*** INFORMATION ***

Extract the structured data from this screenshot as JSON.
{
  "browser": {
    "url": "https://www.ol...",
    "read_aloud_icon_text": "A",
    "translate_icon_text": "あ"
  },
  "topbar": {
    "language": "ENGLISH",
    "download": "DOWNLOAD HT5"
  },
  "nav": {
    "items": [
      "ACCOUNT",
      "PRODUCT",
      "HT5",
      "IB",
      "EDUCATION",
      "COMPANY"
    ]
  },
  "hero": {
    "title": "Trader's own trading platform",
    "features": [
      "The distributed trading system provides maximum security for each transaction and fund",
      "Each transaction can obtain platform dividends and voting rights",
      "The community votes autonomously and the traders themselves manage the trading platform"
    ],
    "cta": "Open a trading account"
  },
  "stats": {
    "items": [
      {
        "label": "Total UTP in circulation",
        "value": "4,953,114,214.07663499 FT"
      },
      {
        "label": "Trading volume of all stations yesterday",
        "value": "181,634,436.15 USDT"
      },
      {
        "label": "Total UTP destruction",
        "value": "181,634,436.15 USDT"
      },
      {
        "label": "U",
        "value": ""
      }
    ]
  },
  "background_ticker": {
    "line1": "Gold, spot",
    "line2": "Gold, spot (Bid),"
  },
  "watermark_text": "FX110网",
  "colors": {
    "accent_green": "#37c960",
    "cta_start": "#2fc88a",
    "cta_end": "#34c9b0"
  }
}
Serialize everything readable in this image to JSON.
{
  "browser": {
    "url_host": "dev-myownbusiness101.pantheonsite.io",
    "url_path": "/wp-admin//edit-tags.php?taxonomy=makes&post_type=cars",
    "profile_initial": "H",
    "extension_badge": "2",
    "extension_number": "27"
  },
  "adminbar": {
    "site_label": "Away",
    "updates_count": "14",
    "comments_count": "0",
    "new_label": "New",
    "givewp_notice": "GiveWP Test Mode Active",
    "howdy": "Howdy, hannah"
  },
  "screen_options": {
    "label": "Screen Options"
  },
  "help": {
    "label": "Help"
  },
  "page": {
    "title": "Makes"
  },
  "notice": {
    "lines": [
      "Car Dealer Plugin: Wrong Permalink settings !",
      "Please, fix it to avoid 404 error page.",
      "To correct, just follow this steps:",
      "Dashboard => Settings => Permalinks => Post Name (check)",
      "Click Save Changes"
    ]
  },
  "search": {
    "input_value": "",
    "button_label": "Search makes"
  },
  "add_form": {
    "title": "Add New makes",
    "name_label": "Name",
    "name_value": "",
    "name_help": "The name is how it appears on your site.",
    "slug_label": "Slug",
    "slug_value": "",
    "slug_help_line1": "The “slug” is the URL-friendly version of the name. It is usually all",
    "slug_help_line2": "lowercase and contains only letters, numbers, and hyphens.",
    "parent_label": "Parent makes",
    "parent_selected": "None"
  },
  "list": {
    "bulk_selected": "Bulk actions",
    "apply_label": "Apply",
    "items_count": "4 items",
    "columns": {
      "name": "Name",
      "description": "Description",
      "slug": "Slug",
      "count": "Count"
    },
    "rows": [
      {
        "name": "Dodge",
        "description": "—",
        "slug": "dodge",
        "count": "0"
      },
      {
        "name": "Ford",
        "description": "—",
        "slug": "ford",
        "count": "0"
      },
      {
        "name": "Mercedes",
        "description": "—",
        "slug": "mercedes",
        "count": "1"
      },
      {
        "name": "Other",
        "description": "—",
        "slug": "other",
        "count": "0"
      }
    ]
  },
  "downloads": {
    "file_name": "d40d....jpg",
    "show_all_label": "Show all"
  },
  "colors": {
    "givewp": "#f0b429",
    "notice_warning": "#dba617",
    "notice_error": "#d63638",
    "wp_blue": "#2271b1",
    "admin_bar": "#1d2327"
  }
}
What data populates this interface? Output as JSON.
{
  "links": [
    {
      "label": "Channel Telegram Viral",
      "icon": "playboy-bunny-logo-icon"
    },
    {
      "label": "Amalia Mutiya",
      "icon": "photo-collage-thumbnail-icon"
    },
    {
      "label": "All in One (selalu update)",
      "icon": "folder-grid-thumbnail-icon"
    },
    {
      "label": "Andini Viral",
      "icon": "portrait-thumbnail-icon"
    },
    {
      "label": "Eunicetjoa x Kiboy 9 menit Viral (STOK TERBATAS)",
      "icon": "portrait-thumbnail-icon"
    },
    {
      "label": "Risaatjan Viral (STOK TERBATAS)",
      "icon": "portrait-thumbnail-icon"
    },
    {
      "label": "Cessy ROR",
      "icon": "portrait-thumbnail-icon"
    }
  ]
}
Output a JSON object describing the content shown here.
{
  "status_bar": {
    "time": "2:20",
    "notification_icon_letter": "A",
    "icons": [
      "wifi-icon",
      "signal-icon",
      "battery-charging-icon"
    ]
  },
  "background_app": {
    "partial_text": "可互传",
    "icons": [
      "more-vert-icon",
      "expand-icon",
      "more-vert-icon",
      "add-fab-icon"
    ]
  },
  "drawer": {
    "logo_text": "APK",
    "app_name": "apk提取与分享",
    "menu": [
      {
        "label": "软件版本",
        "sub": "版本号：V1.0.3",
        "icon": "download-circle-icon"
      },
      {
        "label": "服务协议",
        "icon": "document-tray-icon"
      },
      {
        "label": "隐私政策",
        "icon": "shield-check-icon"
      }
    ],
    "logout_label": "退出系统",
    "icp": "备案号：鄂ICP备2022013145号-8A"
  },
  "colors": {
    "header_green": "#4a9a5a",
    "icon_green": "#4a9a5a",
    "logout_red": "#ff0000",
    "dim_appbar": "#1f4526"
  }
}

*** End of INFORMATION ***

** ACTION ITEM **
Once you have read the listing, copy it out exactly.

** ANSWER BOX **
Extract the structured data from this screenshot as JSON.
{
  "browser": {
    "url": "https://www.ol...",
    "read_aloud_icon_text": "A",
    "translate_icon_text": "あ"
  },
  "topbar": {
    "language": "ENGLISH",
    "download": "DOWNLOAD HT5"
  },
  "nav": {
    "items": [
      "ACCOUNT",
      "PRODUCT",
      "HT5",
      "IB",
      "EDUCATION",
      "COMPANY"
    ]
  },
  "hero": {
    "title": "Trader's own trading platform",
    "features": [
      "The distributed trading system provides maximum security for each transaction and fund",
      "Each transaction can obtain platform dividends and voting rights",
      "The community votes autonomously and the traders themselves manage the trading platform"
    ],
    "cta": "Open a trading account"
  },
  "stats": {
    "items": [
      {
        "label": "Total UTP in circulation",
        "value": "4,953,114,214.07663499 FT"
      },
      {
        "label": "Trading volume of all stations yesterday",
        "value": "181,634,436.15 USDT"
      },
      {
        "label": "Total UTP destruction",
        "value": "181,634,436.15 USDT"
      },
      {
        "label": "U",
        "value": ""
      }
    ]
  },
  "background_ticker": {
    "line1": "Gold, spot",
    "line2": "Gold, spot (Bid),"
  },
  "watermark_text": "FX110网",
  "colors": {
    "accent_green": "#37c960",
    "cta_start": "#2fc88a",
    "cta_end": "#34c9b0"
  }
}
Serialize everything readable in this image to JSON.
{
  "browser": {
    "url_host": "dev-myownbusiness101.pantheonsite.io",
    "url_path": "/wp-admin//edit-tags.php?taxonomy=makes&post_type=cars",
    "profile_initial": "H",
    "extension_badge": "2",
    "extension_number": "27"
  },
  "adminbar": {
    "site_label": "Away",
    "updates_count": "14",
    "comments_count": "0",
    "new_label": "New",
    "givewp_notice": "GiveWP Test Mode Active",
    "howdy": "Howdy, hannah"
  },
  "screen_options": {
    "label": "Screen Options"
  },
  "help": {
    "label": "Help"
  },
  "page": {
    "title": "Makes"
  },
  "notice": {
    "lines": [
      "Car Dealer Plugin: Wrong Permalink settings !",
      "Please, fix it to avoid 404 error page.",
      "To correct, just follow this steps:",
      "Dashboard => Settings => Permalinks => Post Name (check)",
      "Click Save Changes"
    ]
  },
  "search": {
    "input_value": "",
    "button_label": "Search makes"
  },
  "add_form": {
    "title": "Add New makes",
    "name_label": "Name",
    "name_value": "",
    "name_help": "The name is how it appears on your site.",
    "slug_label": "Slug",
    "slug_value": "",
    "slug_help_line1": "The “slug” is the URL-friendly version of the name. It is usually all",
    "slug_help_line2": "lowercase and contains only letters, numbers, and hyphens.",
    "parent_label": "Parent makes",
    "parent_selected": "None"
  },
  "list": {
    "bulk_selected": "Bulk actions",
    "apply_label": "Apply",
    "items_count": "4 items",
    "columns": {
      "name": "Name",
      "description": "Description",
      "slug": "Slug",
      "count": "Count"
    },
    "rows": [
      {
        "name": "Dodge",
        "description": "—",
        "slug": "dodge",
        "count": "0"
      },
      {
        "name": "Ford",
        "description": "—",
        "slug": "ford",
        "count": "0"
      },
      {
        "name": "Mercedes",
        "description": "—",
        "slug": "mercedes",
        "count": "1"
      },
      {
        "name": "Other",
        "description": "—",
        "slug": "other",
        "count": "0"
      }
    ]
  },
  "downloads": {
    "file_name": "d40d....jpg",
    "show_all_label": "Show all"
  },
  "colors": {
    "givewp": "#f0b429",
    "notice_warning": "#dba617",
    "notice_error": "#d63638",
    "wp_blue": "#2271b1",
    "admin_bar": "#1d2327"
  }
}
What data populates this interface? Output as JSON.
{
  "links": [
    {
      "label": "Channel Telegram Viral",
      "icon": "playboy-bunny-logo-icon"
    },
    {
      "label": "Amalia Mutiya",
      "icon": "photo-collage-thumbnail-icon"
    },
    {
      "label": "All in One (selalu update)",
      "icon": "folder-grid-thumbnail-icon"
    },
    {
      "label": "Andini Viral",
      "icon": "portrait-thumbnail-icon"
    },
    {
      "label": "Eunicetjoa x Kiboy 9 menit Viral (STOK TERBATAS)",
      "icon": "portrait-thumbnail-icon"
    },
    {
      "label": "Risaatjan Viral (STOK TERBATAS)",
      "icon": "portrait-thumbnail-icon"
    },
    {
      "label": "Cessy ROR",
      "icon": "portrait-thumbnail-icon"
    }
  ]
}
Output a JSON object describing the content shown here.
{
  "status_bar": {
    "time": "2:20",
    "notification_icon_letter": "A",
    "icons": [
      "wifi-icon",
      "signal-icon",
      "battery-charging-icon"
    ]
  },
  "background_app": {
    "partial_text": "可互传",
    "icons": [
      "more-vert-icon",
      "expand-icon",
      "more-vert-icon",
      "add-fab-icon"
    ]
  },
  "drawer": {
    "logo_text": "APK",
    "app_name": "apk提取与分享",
    "menu": [
      {
        "label": "软件版本",
        "sub": "版本号：V1.0.3",
        "icon": "download-circle-icon"
      },
      {
        "label": "服务协议",
        "icon": "document-tray-icon"
      },
      {
        "label": "隐私政策",
        "icon": "shield-check-icon"
      }
    ],
    "logout_label": "退出系统",
    "icp": "备案号：鄂ICP备2022013145号-8A"
  },
  "colors": {
    "header_green": "#4a9a5a",
    "icon_green": "#4a9a5a",
    "logout_red": "#ff0000",
    "dim_appbar": "#1f4526"
  }
}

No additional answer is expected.